• Website and app data records:

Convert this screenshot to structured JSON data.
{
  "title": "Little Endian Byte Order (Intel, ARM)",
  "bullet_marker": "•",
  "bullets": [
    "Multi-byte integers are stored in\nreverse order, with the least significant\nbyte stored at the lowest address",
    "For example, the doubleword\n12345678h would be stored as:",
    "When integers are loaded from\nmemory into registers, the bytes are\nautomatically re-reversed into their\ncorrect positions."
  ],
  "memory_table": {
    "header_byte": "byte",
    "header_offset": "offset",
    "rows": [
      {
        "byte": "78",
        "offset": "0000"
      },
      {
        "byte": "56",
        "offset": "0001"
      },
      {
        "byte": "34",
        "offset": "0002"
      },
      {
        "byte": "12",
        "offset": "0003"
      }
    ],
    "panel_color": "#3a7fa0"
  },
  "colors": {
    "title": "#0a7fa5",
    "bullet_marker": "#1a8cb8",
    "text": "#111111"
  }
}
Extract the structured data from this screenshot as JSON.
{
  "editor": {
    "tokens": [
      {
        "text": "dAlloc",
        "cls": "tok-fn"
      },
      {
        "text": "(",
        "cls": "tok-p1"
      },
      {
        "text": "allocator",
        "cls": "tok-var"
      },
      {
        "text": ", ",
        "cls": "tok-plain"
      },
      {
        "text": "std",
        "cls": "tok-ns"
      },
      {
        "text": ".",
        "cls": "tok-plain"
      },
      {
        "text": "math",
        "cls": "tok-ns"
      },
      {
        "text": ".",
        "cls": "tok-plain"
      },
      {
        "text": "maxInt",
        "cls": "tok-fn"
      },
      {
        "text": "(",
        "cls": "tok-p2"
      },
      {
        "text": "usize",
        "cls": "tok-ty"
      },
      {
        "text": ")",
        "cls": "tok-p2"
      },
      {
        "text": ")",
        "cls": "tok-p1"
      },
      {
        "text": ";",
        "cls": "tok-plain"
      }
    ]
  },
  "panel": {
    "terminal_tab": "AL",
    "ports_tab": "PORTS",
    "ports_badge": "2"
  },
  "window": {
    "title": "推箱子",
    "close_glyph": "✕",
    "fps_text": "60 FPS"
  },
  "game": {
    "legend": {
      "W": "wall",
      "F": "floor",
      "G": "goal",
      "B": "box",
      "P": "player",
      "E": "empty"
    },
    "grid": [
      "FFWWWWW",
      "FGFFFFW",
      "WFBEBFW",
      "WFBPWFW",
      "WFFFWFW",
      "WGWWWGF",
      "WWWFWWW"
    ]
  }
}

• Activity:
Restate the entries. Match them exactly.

• Task solution:
Convert this screenshot to structured JSON data.
{
  "title": "Little Endian Byte Order (Intel, ARM)",
  "bullet_marker": "•",
  "bullets": [
    "Multi-byte integers are stored in\nreverse order, with the least significant\nbyte stored at the lowest address",
    "For example, the doubleword\n12345678h would be stored as:",
    "When integers are loaded from\nmemory into registers, the bytes are\nautomatically re-reversed into their\ncorrect positions."
  ],
  "memory_table": {
    "header_byte": "byte",
    "header_offset": "offset",
    "rows": [
      {
        "byte": "78",
        "offset": "0000"
      },
      {
        "byte": "56",
        "offset": "0001"
      },
      {
        "byte": "34",
        "offset": "0002"
      },
      {
        "byte": "12",
        "offset": "0003"
      }
    ],
    "panel_color": "#3a7fa0"
  },
  "colors": {
    "title": "#0a7fa5",
    "bullet_marker": "#1a8cb8",
    "text": "#111111"
  }
}
Extract the structured data from this screenshot as JSON.
{
  "editor": {
    "tokens": [
      {
        "text": "dAlloc",
        "cls": "tok-fn"
      },
      {
        "text": "(",
        "cls": "tok-p1"
      },
      {
        "text": "allocator",
        "cls": "tok-var"
      },
      {
        "text": ", ",
        "cls": "tok-plain"
      },
      {
        "text": "std",
        "cls": "tok-ns"
      },
      {
        "text": ".",
        "cls": "tok-plain"
      },
      {
        "text": "math",
        "cls": "tok-ns"
      },
      {
        "text": ".",
        "cls": "tok-plain"
      },
      {
        "text": "maxInt",
        "cls": "tok-fn"
      },
      {
        "text": "(",
        "cls": "tok-p2"
      },
      {
        "text": "usize",
        "cls": "tok-ty"
      },
      {
        "text": ")",
        "cls": "tok-p2"
      },
      {
        "text": ")",
        "cls": "tok-p1"
      },
      {
        "text": ";",
        "cls": "tok-plain"
      }
    ]
  },
  "panel": {
    "terminal_tab": "AL",
    "ports_tab": "PORTS",
    "ports_badge": "2"
  },
  "window": {
    "title": "推箱子",
    "close_glyph": "✕",
    "fps_text": "60 FPS"
  },
  "game": {
    "legend": {
      "W": "wall",
      "F": "floor",
      "G": "goal",
      "B": "box",
      "P": "player",
      "E": "empty"
    },
    "grid": [
      "FFWWWWW",
      "FGFFFFW",
      "WFBEBFW",
      "WFBPWFW",
      "WFFFWFW",
      "WGWWWGF",
      "WWWFWWW"
    ]
  }
}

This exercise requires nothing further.